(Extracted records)
+++
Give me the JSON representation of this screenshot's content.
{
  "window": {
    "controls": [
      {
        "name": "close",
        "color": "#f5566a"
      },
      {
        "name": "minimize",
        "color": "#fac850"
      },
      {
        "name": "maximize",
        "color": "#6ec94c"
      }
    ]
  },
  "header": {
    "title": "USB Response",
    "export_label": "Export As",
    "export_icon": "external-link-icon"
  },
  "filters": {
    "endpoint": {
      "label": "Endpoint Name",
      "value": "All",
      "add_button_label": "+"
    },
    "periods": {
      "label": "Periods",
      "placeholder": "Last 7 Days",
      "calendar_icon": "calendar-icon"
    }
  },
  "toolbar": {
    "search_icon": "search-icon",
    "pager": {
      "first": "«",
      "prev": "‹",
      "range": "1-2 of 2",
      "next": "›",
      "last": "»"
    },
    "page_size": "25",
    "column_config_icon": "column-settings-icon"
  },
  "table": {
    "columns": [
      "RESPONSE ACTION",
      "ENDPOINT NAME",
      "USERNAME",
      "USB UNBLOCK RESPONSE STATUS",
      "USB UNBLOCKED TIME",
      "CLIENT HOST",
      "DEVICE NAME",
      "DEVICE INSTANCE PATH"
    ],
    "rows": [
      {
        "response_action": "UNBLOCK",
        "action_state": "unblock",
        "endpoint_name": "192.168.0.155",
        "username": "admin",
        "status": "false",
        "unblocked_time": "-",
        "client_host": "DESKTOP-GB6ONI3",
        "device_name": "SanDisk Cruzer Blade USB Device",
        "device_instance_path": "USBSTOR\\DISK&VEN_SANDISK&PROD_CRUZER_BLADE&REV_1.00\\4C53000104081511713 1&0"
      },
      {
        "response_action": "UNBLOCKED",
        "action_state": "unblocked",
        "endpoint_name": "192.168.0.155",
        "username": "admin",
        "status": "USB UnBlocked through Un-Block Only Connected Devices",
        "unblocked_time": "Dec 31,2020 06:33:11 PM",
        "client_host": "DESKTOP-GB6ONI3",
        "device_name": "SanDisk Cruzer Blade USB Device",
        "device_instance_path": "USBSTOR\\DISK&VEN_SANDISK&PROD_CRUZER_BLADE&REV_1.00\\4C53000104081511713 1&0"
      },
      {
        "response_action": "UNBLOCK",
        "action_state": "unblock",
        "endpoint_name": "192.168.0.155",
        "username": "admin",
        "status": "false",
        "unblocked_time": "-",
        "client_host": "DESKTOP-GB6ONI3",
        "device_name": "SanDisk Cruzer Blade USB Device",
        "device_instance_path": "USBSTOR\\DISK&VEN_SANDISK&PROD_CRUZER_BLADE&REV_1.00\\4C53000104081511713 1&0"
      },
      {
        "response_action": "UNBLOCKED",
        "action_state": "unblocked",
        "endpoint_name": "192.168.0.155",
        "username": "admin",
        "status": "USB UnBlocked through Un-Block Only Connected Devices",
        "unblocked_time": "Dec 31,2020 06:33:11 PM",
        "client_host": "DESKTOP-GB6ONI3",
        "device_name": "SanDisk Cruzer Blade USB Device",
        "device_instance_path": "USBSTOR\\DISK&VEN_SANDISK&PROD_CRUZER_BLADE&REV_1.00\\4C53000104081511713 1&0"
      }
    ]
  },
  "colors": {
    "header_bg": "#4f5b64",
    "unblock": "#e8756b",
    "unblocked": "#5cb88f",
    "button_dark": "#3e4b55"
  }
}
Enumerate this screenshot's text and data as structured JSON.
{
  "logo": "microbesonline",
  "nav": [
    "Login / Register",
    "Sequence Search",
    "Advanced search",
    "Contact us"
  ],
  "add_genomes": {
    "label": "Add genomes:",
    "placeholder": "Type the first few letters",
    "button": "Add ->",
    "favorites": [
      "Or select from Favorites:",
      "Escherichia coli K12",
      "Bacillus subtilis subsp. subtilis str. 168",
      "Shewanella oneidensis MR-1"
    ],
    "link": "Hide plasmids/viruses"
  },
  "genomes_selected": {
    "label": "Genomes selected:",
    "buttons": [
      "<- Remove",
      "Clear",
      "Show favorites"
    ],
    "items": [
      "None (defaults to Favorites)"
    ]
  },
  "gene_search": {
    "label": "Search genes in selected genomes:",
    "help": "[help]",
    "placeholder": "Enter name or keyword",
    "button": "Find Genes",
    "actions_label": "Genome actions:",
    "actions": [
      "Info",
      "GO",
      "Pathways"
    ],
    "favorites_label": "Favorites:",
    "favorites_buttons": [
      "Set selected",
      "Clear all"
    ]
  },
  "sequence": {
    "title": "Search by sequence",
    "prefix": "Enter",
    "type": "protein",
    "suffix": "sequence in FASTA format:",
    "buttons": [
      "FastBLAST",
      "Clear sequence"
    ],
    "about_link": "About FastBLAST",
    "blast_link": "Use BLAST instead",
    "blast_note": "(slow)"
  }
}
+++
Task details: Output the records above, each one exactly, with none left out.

Written solution:
Give me the JSON representation of this screenshot's content.
{
  "window": {
    "controls": [
      {
        "name": "close",
        "color": "#f5566a"
      },
      {
        "name": "minimize",
        "color": "#fac850"
      },
      {
        "name": "maximize",
        "color": "#6ec94c"
      }
    ]
  },
  "header": {
    "title": "USB Response",
    "export_label": "Export As",
    "export_icon": "external-link-icon"
  },
  "filters": {
    "endpoint": {
      "label": "Endpoint Name",
      "value": "All",
      "add_button_label": "+"
    },
    "periods": {
      "label": "Periods",
      "placeholder": "Last 7 Days",
      "calendar_icon": "calendar-icon"
    }
  },
  "toolbar": {
    "search_icon": "search-icon",
    "pager": {
      "first": "«",
      "prev": "‹",
      "range": "1-2 of 2",
      "next": "›",
      "last": "»"
    },
    "page_size": "25",
    "column_config_icon": "column-settings-icon"
  },
  "table": {
    "columns": [
      "RESPONSE ACTION",
      "ENDPOINT NAME",
      "USERNAME",
      "USB UNBLOCK RESPONSE STATUS",
      "USB UNBLOCKED TIME",
      "CLIENT HOST",
      "DEVICE NAME",
      "DEVICE INSTANCE PATH"
    ],
    "rows": [
      {
        "response_action": "UNBLOCK",
        "action_state": "unblock",
        "endpoint_name": "192.168.0.155",
        "username": "admin",
        "status": "false",
        "unblocked_time": "-",
        "client_host": "DESKTOP-GB6ONI3",
        "device_name": "SanDisk Cruzer Blade USB Device",
        "device_instance_path": "USBSTOR\\DISK&VEN_SANDISK&PROD_CRUZER_BLADE&REV_1.00\\4C53000104081511713 1&0"
      },
      {
        "response_action": "UNBLOCKED",
        "action_state": "unblocked",
        "endpoint_name": "192.168.0.155",
        "username": "admin",
        "status": "USB UnBlocked through Un-Block Only Connected Devices",
        "unblocked_time": "Dec 31,2020 06:33:11 PM",
        "client_host": "DESKTOP-GB6ONI3",
        "device_name": "SanDisk Cruzer Blade USB Device",
        "device_instance_path": "USBSTOR\\DISK&VEN_SANDISK&PROD_CRUZER_BLADE&REV_1.00\\4C53000104081511713 1&0"
      },
      {
        "response_action": "UNBLOCK",
        "action_state": "unblock",
        "endpoint_name": "192.168.0.155",
        "username": "admin",
        "status": "false",
        "unblocked_time": "-",
        "client_host": "DESKTOP-GB6ONI3",
        "device_name": "SanDisk Cruzer Blade USB Device",
        "device_instance_path": "USBSTOR\\DISK&VEN_SANDISK&PROD_CRUZER_BLADE&REV_1.00\\4C53000104081511713 1&0"
      },
      {
        "response_action": "UNBLOCKED",
        "action_state": "unblocked",
        "endpoint_name": "192.168.0.155",
        "username": "admin",
        "status": "USB UnBlocked through Un-Block Only Connected Devices",
        "unblocked_time": "Dec 31,2020 06:33:11 PM",
        "client_host": "DESKTOP-GB6ONI3",
        "device_name": "SanDisk Cruzer Blade USB Device",
        "device_instance_path": "USBSTOR\\DISK&VEN_SANDISK&PROD_CRUZER_BLADE&REV_1.00\\4C53000104081511713 1&0"
      }
    ]
  },
  "colors": {
    "header_bg": "#4f5b64",
    "unblock": "#e8756b",
    "unblocked": "#5cb88f",
    "button_dark": "#3e4b55"
  }
}
Enumerate this screenshot's text and data as structured JSON.
{
  "logo": "microbesonline",
  "nav": [
    "Login / Register",
    "Sequence Search",
    "Advanced search",
    "Contact us"
  ],
  "add_genomes": {
    "label": "Add genomes:",
    "placeholder": "Type the first few letters",
    "button": "Add ->",
    "favorites": [
      "Or select from Favorites:",
      "Escherichia coli K12",
      "Bacillus subtilis subsp. subtilis str. 168",
      "Shewanella oneidensis MR-1"
    ],
    "link": "Hide plasmids/viruses"
  },
  "genomes_selected": {
    "label": "Genomes selected:",
    "buttons": [
      "<- Remove",
      "Clear",
      "Show favorites"
    ],
    "items": [
      "None (defaults to Favorites)"
    ]
  },
  "gene_search": {
    "label": "Search genes in selected genomes:",
    "help": "[help]",
    "placeholder": "Enter name or keyword",
    "button": "Find Genes",
    "actions_label": "Genome actions:",
    "actions": [
      "Info",
      "GO",
      "Pathways"
    ],
    "favorites_label": "Favorites:",
    "favorites_buttons": [
      "Set selected",
      "Clear all"
    ]
  },
  "sequence": {
    "title": "Search by sequence",
    "prefix": "Enter",
    "type": "protein",
    "suffix": "sequence in FASTA format:",
    "buttons": [
      "FastBLAST",
      "Clear sequence"
    ],
    "about_link": "About FastBLAST",
    "blast_link": "Use BLAST instead",
    "blast_note": "(slow)"
  }
}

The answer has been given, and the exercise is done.